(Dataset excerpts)

#####

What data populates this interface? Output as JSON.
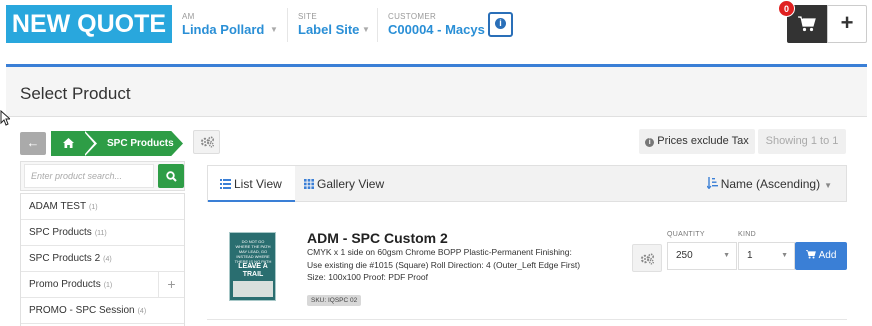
{
  "header": {
    "brand": "NEW QUOTE",
    "am": {
      "label": "AM",
      "value": "Linda Pollard"
    },
    "site": {
      "label": "SITE",
      "value": "Label Site"
    },
    "customer": {
      "label": "CUSTOMER",
      "value": "C00004 - Macys"
    },
    "cart_count": "0",
    "plus": "+"
  },
  "page_title": "Select Product",
  "breadcrumb": {
    "current": "SPC Products"
  },
  "prices_note": "Prices exclude Tax",
  "showing": "Showing 1 to 1",
  "search": {
    "placeholder": "Enter product search..."
  },
  "categories": [
    {
      "name": "ADAM TEST",
      "count": "(1)"
    },
    {
      "name": "SPC Products",
      "count": "(11)"
    },
    {
      "name": "SPC Products 2",
      "count": "(4)"
    },
    {
      "name": "Promo Products",
      "count": "(1)"
    },
    {
      "name": "PROMO - SPC Session",
      "count": "(4)"
    }
  ],
  "tabs": {
    "list": "List View",
    "gallery": "Gallery View"
  },
  "sort": "Name (Ascending)",
  "product": {
    "name": "ADM - SPC Custom 2",
    "description": "CMYK x 1 side on 60gsm Chrome BOPP Plastic-Permanent Finishing: Use existing die #1015 (Square) Roll Direction: 4 (Outer_Left Edge First) Size: 100x100 Proof: PDF Proof",
    "sku": "SKU: IQSPC 02",
    "quantity_label": "QUANTITY",
    "quantity": "250",
    "kind_label": "KIND",
    "kind": "1",
    "add_label": "Add",
    "thumb_text_top": "DO NOT GO WHERE THE PATH MAY LEAD, GO INSTEAD WHERE THERE IS NO PATH AND",
    "thumb_text_main": "LEAVE A TRAIL"
  },
  "colors": {
    "brand": "#29a7dd",
    "green": "#2e9d46",
    "accent": "#3a7fd6",
    "badge": "#e02020"
  }
}
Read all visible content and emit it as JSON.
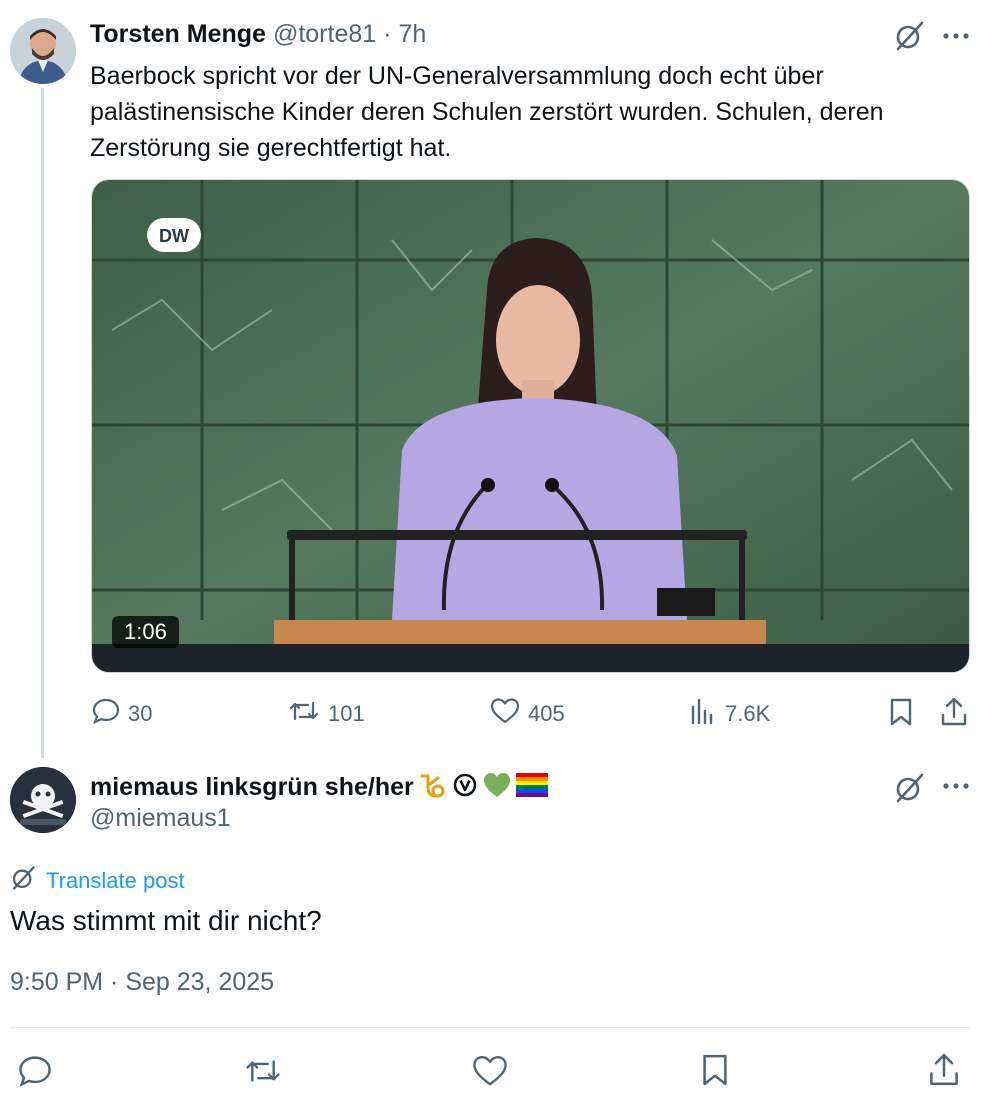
{
  "original_post": {
    "display_name": "Torsten Menge",
    "handle": "@torte81",
    "separator": "·",
    "time_ago": "7h",
    "text": "Baerbock spricht vor der UN-Generalversammlung doch echt über palästinensische Kinder deren Schulen zerstört wurden. Schulen, deren Zerstörung sie gerechtfertigt hat.",
    "media": {
      "logo_text": "DW",
      "duration": "1:06"
    },
    "stats": {
      "replies": "30",
      "reposts": "101",
      "likes": "405",
      "views": "7.6K"
    }
  },
  "reply_post": {
    "display_name": "miemaus linksgrün she/her",
    "handle": "@miemaus1",
    "translate_label": "Translate post",
    "text": "Was stimmt mit dir nicht?",
    "timestamp": "9:50 PM · Sep 23, 2025"
  },
  "colors": {
    "text_primary": "#0f1419",
    "text_secondary": "#536471",
    "link": "#1d9bf0",
    "divider": "#e6ecf0"
  },
  "icons": {
    "grok": "grok-icon",
    "more": "more-icon",
    "reply": "reply-icon",
    "repost": "repost-icon",
    "like": "heart-icon",
    "views": "views-icon",
    "bookmark": "bookmark-icon",
    "share": "share-icon"
  }
}
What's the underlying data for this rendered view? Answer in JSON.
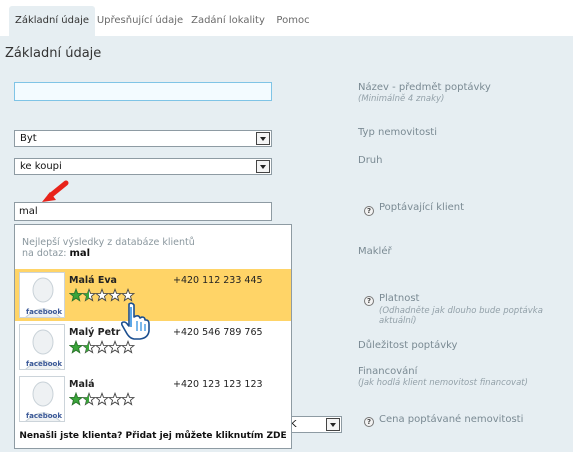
{
  "tabs": [
    {
      "label": "Základní údaje"
    },
    {
      "label": "Upřesňující údaje"
    },
    {
      "label": "Zadání lokality"
    },
    {
      "label": "Pomoc"
    }
  ],
  "section_title": "Základní údaje",
  "fields": {
    "title_input": {
      "value": ""
    },
    "property_type": {
      "value": "Byt"
    },
    "kind": {
      "value": "ke koupi"
    },
    "client_search": {
      "value": "mal"
    },
    "price_select": {
      "value": "K"
    }
  },
  "labels": {
    "title": "Název - předmět poptávky",
    "title_hint": "(Minimálně 4 znaky)",
    "property_type": "Typ nemovitosti",
    "kind": "Druh",
    "client": "Poptávající klient",
    "broker": "Makléř",
    "validity": "Platnost",
    "validity_hint": "(Odhadněte jak dlouho bude poptávka aktuální)",
    "importance": "Důležitost poptávky",
    "financing": "Financování",
    "financing_hint": "(Jak hodlá klient nemovitost financovat)",
    "price": "Cena poptávané nemovitosti",
    "help_symbol": "?"
  },
  "dropdown": {
    "header_line1": "Nejlepší výsledky z databáze klientů",
    "header_prefix": "na dotaz:",
    "query": "mal",
    "footer": "Nenašli jste klienta? Přidat jej můžete kliknutím ZDE",
    "avatar_brand": "facebook",
    "results": [
      {
        "name": "Malá Eva",
        "phone": "+420 112 233 445",
        "rating": 1.5,
        "highlighted": true
      },
      {
        "name": "Malý Petr",
        "phone": "+420 546 789 765",
        "rating": 1.5,
        "highlighted": false
      },
      {
        "name": "Malá",
        "phone": "+420 123 123 123",
        "rating": 1.5,
        "highlighted": false
      }
    ]
  },
  "colors": {
    "panel_bg": "#e6eef2",
    "highlight": "#ffd467",
    "star_filled": "#3aa53a",
    "arrow_red": "#e8231a"
  }
}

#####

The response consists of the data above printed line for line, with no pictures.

* _ANSWER FOR THE TASK_:
What data populates this interface? Output as JSON.
{
  "header": {
    "brand": "NEW QUOTE",
    "am": {
      "label": "AM",
      "value": "Linda Pollard"
    },
    "site": {
      "label": "SITE",
      "value": "Label Site"
    },
    "customer": {
      "label": "CUSTOMER",
      "value": "C00004 - Macys"
    },
    "cart_count": "0",
    "plus": "+"
  },
  "page_title": "Select Product",
  "breadcrumb": {
    "current": "SPC Products"
  },
  "prices_note": "Prices exclude Tax",
  "showing": "Showing 1 to 1",
  "search": {
    "placeholder": "Enter product search..."
  },
  "categories": [
    {
      "name": "ADAM TEST",
      "count": "(1)"
    },
    {
      "name": "SPC Products",
      "count": "(11)"
    },
    {
      "name": "SPC Products 2",
      "count": "(4)"
    },
    {
      "name": "Promo Products",
      "count": "(1)"
    },
    {
      "name": "PROMO - SPC Session",
      "count": "(4)"
    }
  ],
  "tabs": {
    "list": "List View",
    "gallery": "Gallery View"
  },
  "sort": "Name (Ascending)",
  "product": {
    "name": "ADM - SPC Custom 2",
    "description": "CMYK x 1 side on 60gsm Chrome BOPP Plastic-Permanent Finishing: Use existing die #1015 (Square) Roll Direction: 4 (Outer_Left Edge First) Size: 100x100 Proof: PDF Proof",
    "sku": "SKU: IQSPC 02",
    "quantity_label": "QUANTITY",
    "quantity": "250",
    "kind_label": "KIND",
    "kind": "1",
    "add_label": "Add",
    "thumb_text_top": "DO NOT GO WHERE THE PATH MAY LEAD, GO INSTEAD WHERE THERE IS NO PATH AND",
    "thumb_text_main": "LEAVE A TRAIL"
  },
  "colors": {
    "brand": "#29a7dd",
    "green": "#2e9d46",
    "accent": "#3a7fd6",
    "badge": "#e02020"
  }
}
Read all visible content and emit it as JSON.
{
  "original_post": {
    "display_name": "Torsten Menge",
    "handle": "@torte81",
    "separator": "·",
    "time_ago": "7h",
    "text": "Baerbock spricht vor der UN-Generalversammlung doch echt über palästinensische Kinder deren Schulen zerstört wurden. Schulen, deren Zerstörung sie gerechtfertigt hat.",
    "media": {
      "logo_text": "DW",
      "duration": "1:06"
    },
    "stats": {
      "replies": "30",
      "reposts": "101",
      "likes": "405",
      "views": "7.6K"
    }
  },
  "reply_post": {
    "display_name": "miemaus linksgrün she/her",
    "handle": "@miemaus1",
    "translate_label": "Translate post",
    "text": "Was stimmt mit dir nicht?",
    "timestamp": "9:50 PM · Sep 23, 2025"
  },
  "colors": {
    "text_primary": "#0f1419",
    "text_secondary": "#536471",
    "link": "#1d9bf0",
    "divider": "#e6ecf0"
  },
  "icons": {
    "grok": "grok-icon",
    "more": "more-icon",
    "reply": "reply-icon",
    "repost": "repost-icon",
    "like": "heart-icon",
    "views": "views-icon",
    "bookmark": "bookmark-icon",
    "share": "share-icon"
  }
}
What's the underlying data for this rendered view? Answer in JSON.
{
  "tabs": [
    {
      "label": "Základní údaje"
    },
    {
      "label": "Upřesňující údaje"
    },
    {
      "label": "Zadání lokality"
    },
    {
      "label": "Pomoc"
    }
  ],
  "section_title": "Základní údaje",
  "fields": {
    "title_input": {
      "value": ""
    },
    "property_type": {
      "value": "Byt"
    },
    "kind": {
      "value": "ke koupi"
    },
    "client_search": {
      "value": "mal"
    },
    "price_select": {
      "value": "K"
    }
  },
  "labels": {
    "title": "Název - předmět poptávky",
    "title_hint": "(Minimálně 4 znaky)",
    "property_type": "Typ nemovitosti",
    "kind": "Druh",
    "client": "Poptávající klient",
    "broker": "Makléř",
    "validity": "Platnost",
    "validity_hint": "(Odhadněte jak dlouho bude poptávka aktuální)",
    "importance": "Důležitost poptávky",
    "financing": "Financování",
    "financing_hint": "(Jak hodlá klient nemovitost financovat)",
    "price": "Cena poptávané nemovitosti",
    "help_symbol": "?"
  },
  "dropdown": {
    "header_line1": "Nejlepší výsledky z databáze klientů",
    "header_prefix": "na dotaz:",
    "query": "mal",
    "footer": "Nenašli jste klienta? Přidat jej můžete kliknutím ZDE",
    "avatar_brand": "facebook",
    "results": [
      {
        "name": "Malá Eva",
        "phone": "+420 112 233 445",
        "rating": 1.5,
        "highlighted": true
      },
      {
        "name": "Malý Petr",
        "phone": "+420 546 789 765",
        "rating": 1.5,
        "highlighted": false
      },
      {
        "name": "Malá",
        "phone": "+420 123 123 123",
        "rating": 1.5,
        "highlighted": false
      }
    ]
  },
  "colors": {
    "panel_bg": "#e6eef2",
    "highlight": "#ffd467",
    "star_filled": "#3aa53a",
    "arrow_red": "#e8231a"
  }
}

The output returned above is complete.